Who Buys and Sells Goods?
In the past, the only people who could trade commodities were the people who made or bought them, or speculators like investment banks, fund managers, and other financial institutions. In recent years, the commodity market has become much easier for the average retail trader to get into. This makes it possible for them to bet on how the prices of the goods traded on the market will change without actually owning them.
Basics of Commodities CFD Trading
Thanks to CFDs, the tool is accessible to individuals who act as retail traders. There is no need to own any material resources. All profits are derived from price movements.
CFDs let you trade with a loan. This means that you only have to put down a certain percentage of a trade’s total value.
When you trade CFDs instead of futures contracts, you can use a lot less capital. CFDs are also a simple way to make money from markets that go up and markets that go down. For example, a trader can still make money when the market goes down if they open a “Sell” (or “short”) position, which means they want to sell high and buy back low.
The difference between the price you sell it for and the price you buy it for will be your profit.
With CFDs, one can easily benefit from changes in the value of crude oil, natural gas, gold or silver. The leverage is high, which means it is possible to use a portion of borrowed capital provided by the broker.
This maximizes potential returns. Hence, the concept may be defined as a derivative product allowing profits from speculation on prices of commodities with no actual ownership required.
Benefits for Retail Traders
Consider adding CFDs to your portfolio of financial instruments. This is a perfect way to diversify your selection. For instance, if the currencies you trade are underperforming, profits from trading CFD Commodities may compensate for the loss made. Here are other advantages explained.
1. Trading on margin
This means you do not have to use your own funds only. The arrangement allows maximizing returns, as you can trade larger volumes than you can actually buy. This is an obvious advantage over the conventional futures contracts.
2. Benefiting from market swings
This is a straightforward method of profiting from changing markets. For instance, a falling market can bring you profit if you open a ‘Sell’ position. This means you will sell high and buy low, which is the general logic of stock trading.
Commodities: Historical Perspective
The marketplace originated centuries ago. Merchants sold basic resources like wheat or gold across national borders. What happened in Ancient Egypt is still happening today. The category of commodities includes agricultural produce, energy sources, and metals.

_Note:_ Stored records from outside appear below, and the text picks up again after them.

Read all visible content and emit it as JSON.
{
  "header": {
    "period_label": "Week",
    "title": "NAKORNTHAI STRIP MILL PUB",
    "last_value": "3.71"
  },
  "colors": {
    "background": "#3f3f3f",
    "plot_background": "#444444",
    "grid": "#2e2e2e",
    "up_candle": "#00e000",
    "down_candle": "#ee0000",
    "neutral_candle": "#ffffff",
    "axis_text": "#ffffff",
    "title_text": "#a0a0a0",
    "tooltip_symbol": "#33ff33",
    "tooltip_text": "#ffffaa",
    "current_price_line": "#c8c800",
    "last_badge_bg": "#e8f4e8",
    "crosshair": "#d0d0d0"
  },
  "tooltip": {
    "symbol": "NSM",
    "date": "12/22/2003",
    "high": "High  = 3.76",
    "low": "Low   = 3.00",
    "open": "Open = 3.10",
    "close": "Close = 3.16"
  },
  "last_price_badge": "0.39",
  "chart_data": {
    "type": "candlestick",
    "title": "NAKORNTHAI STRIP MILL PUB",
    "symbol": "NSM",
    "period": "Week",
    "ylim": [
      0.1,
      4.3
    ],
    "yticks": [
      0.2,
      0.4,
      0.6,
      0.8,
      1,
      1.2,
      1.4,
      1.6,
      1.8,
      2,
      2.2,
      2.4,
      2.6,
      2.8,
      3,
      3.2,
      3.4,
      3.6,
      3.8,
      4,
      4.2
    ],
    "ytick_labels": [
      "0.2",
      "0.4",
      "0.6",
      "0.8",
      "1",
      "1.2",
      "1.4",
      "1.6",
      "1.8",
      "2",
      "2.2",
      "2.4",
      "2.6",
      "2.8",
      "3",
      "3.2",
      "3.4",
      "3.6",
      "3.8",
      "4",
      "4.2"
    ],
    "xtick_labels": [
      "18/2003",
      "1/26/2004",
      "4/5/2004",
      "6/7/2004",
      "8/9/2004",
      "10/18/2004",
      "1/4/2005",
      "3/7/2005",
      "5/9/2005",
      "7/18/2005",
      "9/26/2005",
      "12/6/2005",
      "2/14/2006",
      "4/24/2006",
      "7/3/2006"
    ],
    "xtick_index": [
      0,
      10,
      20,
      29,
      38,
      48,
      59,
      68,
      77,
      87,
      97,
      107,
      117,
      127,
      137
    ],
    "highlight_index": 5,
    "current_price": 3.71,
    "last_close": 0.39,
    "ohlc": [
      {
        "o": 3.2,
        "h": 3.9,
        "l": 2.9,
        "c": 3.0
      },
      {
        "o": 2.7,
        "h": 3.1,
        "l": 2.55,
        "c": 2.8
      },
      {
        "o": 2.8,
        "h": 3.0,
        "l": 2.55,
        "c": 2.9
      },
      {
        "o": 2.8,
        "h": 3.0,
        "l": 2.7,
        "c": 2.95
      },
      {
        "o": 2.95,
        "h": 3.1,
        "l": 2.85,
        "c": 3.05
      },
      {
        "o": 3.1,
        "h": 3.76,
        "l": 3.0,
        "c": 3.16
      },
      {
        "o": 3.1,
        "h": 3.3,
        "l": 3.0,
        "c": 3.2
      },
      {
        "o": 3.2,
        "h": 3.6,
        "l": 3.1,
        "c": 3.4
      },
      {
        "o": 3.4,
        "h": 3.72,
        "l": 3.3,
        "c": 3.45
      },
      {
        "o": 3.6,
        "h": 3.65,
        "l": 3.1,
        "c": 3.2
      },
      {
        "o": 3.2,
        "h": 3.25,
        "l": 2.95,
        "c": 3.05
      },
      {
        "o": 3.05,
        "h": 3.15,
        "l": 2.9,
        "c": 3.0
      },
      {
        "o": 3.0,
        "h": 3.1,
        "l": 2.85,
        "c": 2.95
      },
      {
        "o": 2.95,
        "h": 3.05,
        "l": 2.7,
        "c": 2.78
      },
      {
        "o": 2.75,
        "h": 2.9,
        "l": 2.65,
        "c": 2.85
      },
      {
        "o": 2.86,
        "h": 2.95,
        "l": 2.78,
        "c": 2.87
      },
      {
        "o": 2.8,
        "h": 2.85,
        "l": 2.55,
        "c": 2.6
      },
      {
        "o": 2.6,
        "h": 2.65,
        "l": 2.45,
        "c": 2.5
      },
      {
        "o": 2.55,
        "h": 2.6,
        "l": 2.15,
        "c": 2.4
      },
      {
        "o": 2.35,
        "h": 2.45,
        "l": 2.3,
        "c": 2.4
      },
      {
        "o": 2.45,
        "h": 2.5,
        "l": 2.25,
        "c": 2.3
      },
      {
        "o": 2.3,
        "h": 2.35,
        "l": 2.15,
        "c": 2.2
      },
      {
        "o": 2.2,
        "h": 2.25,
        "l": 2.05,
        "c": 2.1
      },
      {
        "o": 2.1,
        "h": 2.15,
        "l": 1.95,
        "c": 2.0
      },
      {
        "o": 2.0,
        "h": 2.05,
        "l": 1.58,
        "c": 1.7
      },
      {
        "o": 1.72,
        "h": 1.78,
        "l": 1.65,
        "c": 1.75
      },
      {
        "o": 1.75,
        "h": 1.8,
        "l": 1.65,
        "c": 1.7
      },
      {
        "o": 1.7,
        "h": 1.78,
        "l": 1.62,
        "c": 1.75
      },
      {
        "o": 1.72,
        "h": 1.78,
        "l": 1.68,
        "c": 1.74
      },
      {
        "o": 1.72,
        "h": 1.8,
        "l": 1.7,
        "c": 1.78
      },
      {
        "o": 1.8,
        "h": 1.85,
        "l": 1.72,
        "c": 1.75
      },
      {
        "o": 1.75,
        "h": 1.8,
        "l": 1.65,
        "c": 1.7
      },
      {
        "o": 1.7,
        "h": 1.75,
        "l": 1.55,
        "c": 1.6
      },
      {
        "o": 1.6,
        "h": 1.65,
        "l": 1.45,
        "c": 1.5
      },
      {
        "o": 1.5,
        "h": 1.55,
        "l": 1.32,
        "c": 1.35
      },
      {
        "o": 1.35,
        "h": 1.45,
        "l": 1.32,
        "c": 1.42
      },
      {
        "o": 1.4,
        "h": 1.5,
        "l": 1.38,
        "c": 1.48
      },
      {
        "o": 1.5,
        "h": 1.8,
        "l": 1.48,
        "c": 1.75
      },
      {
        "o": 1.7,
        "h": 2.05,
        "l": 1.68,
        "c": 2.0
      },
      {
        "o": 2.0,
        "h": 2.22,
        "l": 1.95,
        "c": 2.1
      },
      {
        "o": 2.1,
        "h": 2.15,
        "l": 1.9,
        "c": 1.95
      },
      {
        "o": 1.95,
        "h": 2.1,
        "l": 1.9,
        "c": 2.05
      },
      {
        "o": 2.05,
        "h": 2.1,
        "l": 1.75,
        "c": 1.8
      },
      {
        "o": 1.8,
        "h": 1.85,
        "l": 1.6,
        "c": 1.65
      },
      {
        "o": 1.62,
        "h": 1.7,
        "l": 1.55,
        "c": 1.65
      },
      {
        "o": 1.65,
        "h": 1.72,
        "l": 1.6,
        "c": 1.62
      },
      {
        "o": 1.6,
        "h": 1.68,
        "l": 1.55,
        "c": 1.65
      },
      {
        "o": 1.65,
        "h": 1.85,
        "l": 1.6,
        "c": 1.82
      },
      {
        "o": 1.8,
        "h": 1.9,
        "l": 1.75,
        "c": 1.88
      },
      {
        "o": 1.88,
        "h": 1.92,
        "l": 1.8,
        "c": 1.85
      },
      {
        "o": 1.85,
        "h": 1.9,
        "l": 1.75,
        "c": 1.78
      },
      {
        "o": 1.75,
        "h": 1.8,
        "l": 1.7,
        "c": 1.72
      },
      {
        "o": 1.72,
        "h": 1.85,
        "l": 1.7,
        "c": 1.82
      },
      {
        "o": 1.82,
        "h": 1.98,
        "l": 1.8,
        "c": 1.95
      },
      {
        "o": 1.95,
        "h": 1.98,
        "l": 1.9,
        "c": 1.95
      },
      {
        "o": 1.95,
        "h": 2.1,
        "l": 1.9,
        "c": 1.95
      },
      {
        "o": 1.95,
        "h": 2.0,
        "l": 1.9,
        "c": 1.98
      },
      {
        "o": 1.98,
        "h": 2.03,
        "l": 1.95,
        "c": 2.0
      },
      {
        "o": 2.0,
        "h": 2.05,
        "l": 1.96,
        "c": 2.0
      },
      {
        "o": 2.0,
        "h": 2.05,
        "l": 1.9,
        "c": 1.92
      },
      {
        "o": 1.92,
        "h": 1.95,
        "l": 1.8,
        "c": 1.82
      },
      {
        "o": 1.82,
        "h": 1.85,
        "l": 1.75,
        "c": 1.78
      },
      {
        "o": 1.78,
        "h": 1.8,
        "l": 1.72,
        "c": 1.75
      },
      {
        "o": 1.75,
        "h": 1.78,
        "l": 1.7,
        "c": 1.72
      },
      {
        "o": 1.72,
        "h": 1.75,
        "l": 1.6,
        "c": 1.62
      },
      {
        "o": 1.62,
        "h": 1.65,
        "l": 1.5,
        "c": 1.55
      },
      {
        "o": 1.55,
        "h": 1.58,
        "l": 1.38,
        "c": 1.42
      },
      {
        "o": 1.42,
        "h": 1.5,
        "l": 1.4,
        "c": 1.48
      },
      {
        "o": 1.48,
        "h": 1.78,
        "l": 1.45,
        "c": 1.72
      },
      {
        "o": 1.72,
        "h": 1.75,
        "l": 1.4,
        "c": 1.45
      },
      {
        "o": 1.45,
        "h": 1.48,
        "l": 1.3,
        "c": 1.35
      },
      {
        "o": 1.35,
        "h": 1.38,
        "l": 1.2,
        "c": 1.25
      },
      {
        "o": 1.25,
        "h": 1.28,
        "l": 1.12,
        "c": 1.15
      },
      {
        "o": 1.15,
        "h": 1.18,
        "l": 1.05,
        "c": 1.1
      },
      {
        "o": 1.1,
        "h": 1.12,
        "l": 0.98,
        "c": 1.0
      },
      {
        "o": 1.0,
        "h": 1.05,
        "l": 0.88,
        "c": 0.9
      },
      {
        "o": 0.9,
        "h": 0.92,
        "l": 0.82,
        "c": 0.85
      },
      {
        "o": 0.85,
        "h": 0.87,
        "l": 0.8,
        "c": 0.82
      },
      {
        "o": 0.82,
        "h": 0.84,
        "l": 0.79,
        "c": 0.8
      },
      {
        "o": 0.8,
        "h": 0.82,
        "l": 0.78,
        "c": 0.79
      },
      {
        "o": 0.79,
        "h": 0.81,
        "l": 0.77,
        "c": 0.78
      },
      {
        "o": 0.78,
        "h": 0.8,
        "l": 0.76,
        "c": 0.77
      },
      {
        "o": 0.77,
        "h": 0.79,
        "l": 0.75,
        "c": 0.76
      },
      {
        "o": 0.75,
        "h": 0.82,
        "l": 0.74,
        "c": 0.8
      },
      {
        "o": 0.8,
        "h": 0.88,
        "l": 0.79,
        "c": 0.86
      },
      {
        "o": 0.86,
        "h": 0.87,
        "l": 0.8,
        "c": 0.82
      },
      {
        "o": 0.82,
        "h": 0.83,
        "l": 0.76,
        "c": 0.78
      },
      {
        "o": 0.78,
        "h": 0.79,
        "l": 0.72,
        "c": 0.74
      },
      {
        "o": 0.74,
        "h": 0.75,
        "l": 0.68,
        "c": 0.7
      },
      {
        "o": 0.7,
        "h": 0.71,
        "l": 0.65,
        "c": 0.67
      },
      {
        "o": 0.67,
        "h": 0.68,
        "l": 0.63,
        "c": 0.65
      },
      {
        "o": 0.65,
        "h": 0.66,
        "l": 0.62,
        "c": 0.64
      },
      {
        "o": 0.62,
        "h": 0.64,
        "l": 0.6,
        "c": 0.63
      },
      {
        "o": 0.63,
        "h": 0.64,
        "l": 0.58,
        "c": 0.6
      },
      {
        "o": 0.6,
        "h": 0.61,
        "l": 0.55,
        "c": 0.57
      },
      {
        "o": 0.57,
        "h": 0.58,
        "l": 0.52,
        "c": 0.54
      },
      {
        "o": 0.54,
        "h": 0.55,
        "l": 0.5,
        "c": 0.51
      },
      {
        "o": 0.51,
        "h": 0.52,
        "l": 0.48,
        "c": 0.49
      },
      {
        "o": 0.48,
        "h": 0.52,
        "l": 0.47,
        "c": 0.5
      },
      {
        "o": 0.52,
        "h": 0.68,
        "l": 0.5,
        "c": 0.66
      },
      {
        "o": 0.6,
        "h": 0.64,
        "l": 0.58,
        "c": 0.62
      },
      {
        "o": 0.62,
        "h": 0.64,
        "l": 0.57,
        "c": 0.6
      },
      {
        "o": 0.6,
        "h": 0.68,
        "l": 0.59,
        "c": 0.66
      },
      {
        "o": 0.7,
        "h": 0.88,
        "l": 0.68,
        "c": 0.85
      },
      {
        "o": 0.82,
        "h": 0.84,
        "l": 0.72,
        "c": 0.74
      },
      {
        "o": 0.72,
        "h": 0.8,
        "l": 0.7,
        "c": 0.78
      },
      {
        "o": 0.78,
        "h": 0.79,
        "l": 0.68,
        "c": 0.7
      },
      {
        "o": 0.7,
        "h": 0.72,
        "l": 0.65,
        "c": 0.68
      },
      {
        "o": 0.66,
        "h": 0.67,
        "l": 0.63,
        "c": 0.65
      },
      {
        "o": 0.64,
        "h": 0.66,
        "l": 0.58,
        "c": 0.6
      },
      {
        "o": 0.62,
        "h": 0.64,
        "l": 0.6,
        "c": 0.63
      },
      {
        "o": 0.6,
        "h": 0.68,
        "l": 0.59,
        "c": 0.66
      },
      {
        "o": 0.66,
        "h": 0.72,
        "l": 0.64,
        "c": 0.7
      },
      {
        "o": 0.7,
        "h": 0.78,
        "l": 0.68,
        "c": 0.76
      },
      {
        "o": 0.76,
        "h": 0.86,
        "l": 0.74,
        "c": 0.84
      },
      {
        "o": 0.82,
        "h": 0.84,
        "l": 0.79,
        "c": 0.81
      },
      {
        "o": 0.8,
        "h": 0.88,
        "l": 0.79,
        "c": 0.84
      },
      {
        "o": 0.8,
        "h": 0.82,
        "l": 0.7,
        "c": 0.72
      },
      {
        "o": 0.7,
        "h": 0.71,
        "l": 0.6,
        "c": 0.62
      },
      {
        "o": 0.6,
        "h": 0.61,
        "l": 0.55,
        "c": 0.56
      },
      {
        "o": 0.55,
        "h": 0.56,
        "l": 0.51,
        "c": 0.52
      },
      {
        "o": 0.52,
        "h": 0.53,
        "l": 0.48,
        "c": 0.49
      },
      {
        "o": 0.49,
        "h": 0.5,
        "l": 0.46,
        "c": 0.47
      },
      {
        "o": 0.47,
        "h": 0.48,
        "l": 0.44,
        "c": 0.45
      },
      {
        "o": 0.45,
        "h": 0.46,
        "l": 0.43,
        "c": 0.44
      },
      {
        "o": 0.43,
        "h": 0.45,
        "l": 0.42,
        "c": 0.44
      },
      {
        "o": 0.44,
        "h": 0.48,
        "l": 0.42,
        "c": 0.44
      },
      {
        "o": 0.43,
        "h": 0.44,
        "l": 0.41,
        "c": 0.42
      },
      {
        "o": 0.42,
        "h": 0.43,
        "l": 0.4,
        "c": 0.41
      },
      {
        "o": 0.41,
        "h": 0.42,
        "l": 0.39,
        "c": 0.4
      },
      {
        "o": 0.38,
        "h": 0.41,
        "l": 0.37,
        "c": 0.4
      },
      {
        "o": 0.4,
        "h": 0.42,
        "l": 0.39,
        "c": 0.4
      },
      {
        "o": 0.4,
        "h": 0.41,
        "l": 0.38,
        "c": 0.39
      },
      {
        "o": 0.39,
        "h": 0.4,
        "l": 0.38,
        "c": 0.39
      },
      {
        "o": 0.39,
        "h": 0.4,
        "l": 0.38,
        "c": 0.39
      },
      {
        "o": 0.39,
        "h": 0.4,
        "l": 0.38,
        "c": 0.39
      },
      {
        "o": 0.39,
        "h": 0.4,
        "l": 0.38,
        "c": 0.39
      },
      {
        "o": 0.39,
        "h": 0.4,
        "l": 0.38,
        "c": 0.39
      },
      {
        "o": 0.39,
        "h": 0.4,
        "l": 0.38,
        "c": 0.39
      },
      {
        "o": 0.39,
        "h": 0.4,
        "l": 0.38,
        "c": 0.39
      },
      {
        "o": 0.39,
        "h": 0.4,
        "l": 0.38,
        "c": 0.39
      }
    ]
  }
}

Hence, traditionally, the parties engaged were consumers and producers of traded resources. For instance, a mining company could sell base metals to a shipbuilding firm. Other participants include speculators (financial institutions) and day traders who either buy or sell commodities to profit from price shifts.

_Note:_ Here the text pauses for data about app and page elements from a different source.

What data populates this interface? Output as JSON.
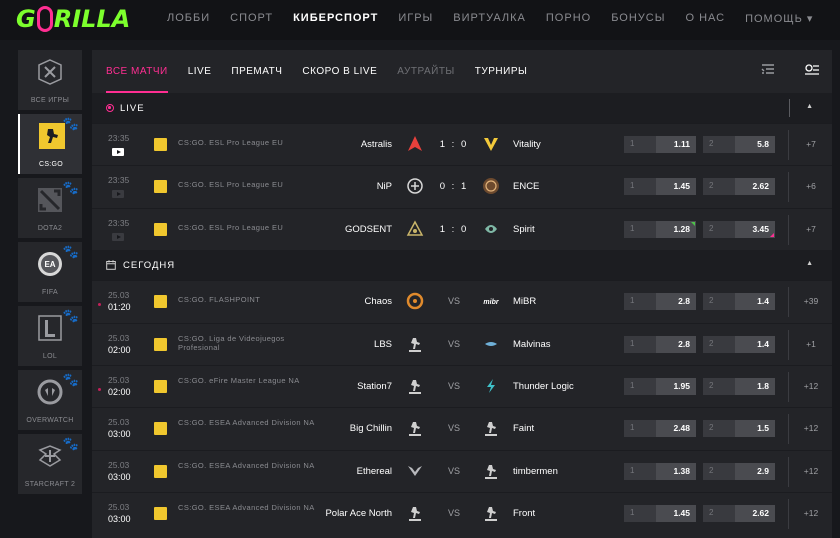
{
  "brand": {
    "logo_pre": "G",
    "logo_post": "RILLA",
    "accent": "#ff2e92",
    "logo_color": "#7dff2d"
  },
  "nav": [
    "ЛОББИ",
    "СПОРТ",
    "КИБЕРСПОРТ",
    "ИГРЫ",
    "ВИРТУАЛКА",
    "ПОРНО",
    "БОНУСЫ",
    "О НАС",
    "ПОМОЩЬ ▾"
  ],
  "sidebar": [
    {
      "label": "ВСЕ ИГРЫ",
      "icon": "all-games-icon"
    },
    {
      "label": "CS:GO",
      "icon": "csgo-icon"
    },
    {
      "label": "DOTA2",
      "icon": "dota2-icon"
    },
    {
      "label": "FIFA",
      "icon": "fifa-icon"
    },
    {
      "label": "LOL",
      "icon": "lol-icon"
    },
    {
      "label": "OVERWATCH",
      "icon": "overwatch-icon"
    },
    {
      "label": "STARCRAFT 2",
      "icon": "starcraft-icon"
    }
  ],
  "tabs": [
    "ВСЕ МАТЧИ",
    "LIVE",
    "ПРЕМАТЧ",
    "СКОРО В LIVE",
    "АУТРАЙТЫ",
    "ТУРНИРЫ"
  ],
  "sections": {
    "live": "LIVE",
    "today": "СЕГОДНЯ"
  },
  "live_matches": [
    {
      "time": "23:35",
      "league": "CS:GO. ESL Pro League EU",
      "team1": "Astralis",
      "score": "1 : 0",
      "team2": "Vitality",
      "odd1_label": "1",
      "odd1": "1.11",
      "odd2_label": "2",
      "odd2": "5.8",
      "more": "+7"
    },
    {
      "time": "23:35",
      "league": "CS:GO. ESL Pro League EU",
      "team1": "NiP",
      "score": "0 : 1",
      "team2": "ENCE",
      "odd1_label": "1",
      "odd1": "1.45",
      "odd2_label": "2",
      "odd2": "2.62",
      "more": "+6"
    },
    {
      "time": "23:35",
      "league": "CS:GO. ESL Pro League EU",
      "team1": "GODSENT",
      "score": "1 : 0",
      "team2": "Spirit",
      "odd1_label": "1",
      "odd1": "1.28",
      "odd2_label": "2",
      "odd2": "3.45",
      "more": "+7"
    }
  ],
  "today_matches": [
    {
      "date": "25.03",
      "time": "01:20",
      "league": "CS:GO. FLASHPOINT",
      "team1": "Chaos",
      "vs": "VS",
      "team2": "MiBR",
      "odd1_label": "1",
      "odd1": "2.8",
      "odd2_label": "2",
      "odd2": "1.4",
      "more": "+39"
    },
    {
      "date": "25.03",
      "time": "02:00",
      "league": "CS:GO. Liga de Videojuegos Profesional",
      "team1": "LBS",
      "vs": "VS",
      "team2": "Malvinas",
      "odd1_label": "1",
      "odd1": "2.8",
      "odd2_label": "2",
      "odd2": "1.4",
      "more": "+1"
    },
    {
      "date": "25.03",
      "time": "02:00",
      "league": "CS:GO. eFire Master League NA",
      "team1": "Station7",
      "vs": "VS",
      "team2": "Thunder Logic",
      "odd1_label": "1",
      "odd1": "1.95",
      "odd2_label": "2",
      "odd2": "1.8",
      "more": "+12"
    },
    {
      "date": "25.03",
      "time": "03:00",
      "league": "CS:GO. ESEA Advanced Division NA",
      "team1": "Big Chillin",
      "vs": "VS",
      "team2": "Faint",
      "odd1_label": "1",
      "odd1": "2.48",
      "odd2_label": "2",
      "odd2": "1.5",
      "more": "+12"
    },
    {
      "date": "25.03",
      "time": "03:00",
      "league": "CS:GO. ESEA Advanced Division NA",
      "team1": "Ethereal",
      "vs": "VS",
      "team2": "timbermen",
      "odd1_label": "1",
      "odd1": "1.38",
      "odd2_label": "2",
      "odd2": "2.9",
      "more": "+12"
    },
    {
      "date": "25.03",
      "time": "03:00",
      "league": "CS:GO. ESEA Advanced Division NA",
      "team1": "Polar Ace North",
      "vs": "VS",
      "team2": "Front",
      "odd1_label": "1",
      "odd1": "1.45",
      "odd2_label": "2",
      "odd2": "2.62",
      "more": "+12"
    }
  ]
}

In the past, it was only possible to engage in the trading of futures. These are legal agreements to buy or sell a certain resource at a certain price and at a certain time. The arrangement requires a sizeable investment.
How to Start Trading
Essentially, CFD traders use the same digital platforms as currency traders — for example, MetaTrader 5. Thanks to the existence of mobile apps, trading and market analysis may be done from any location. It is also necessary to have a special type of brokerage account. If you are unfamiliar with the basics, use a free demo account to learn the ropes before investing your own money.
Regulated Online Brokers for Commodity Trading in India
Alexandra is a professional writer with an extensive background in the financial markets. Alexandra started out in the financial industry in 2011 and trades forex, stocks, and cryptocurrencies.
Alexandra also writes technical and fundamental market analyses. Alexandra also tests forex brokers’ trading platforms and crypto exchanges and writes forex broker reviews.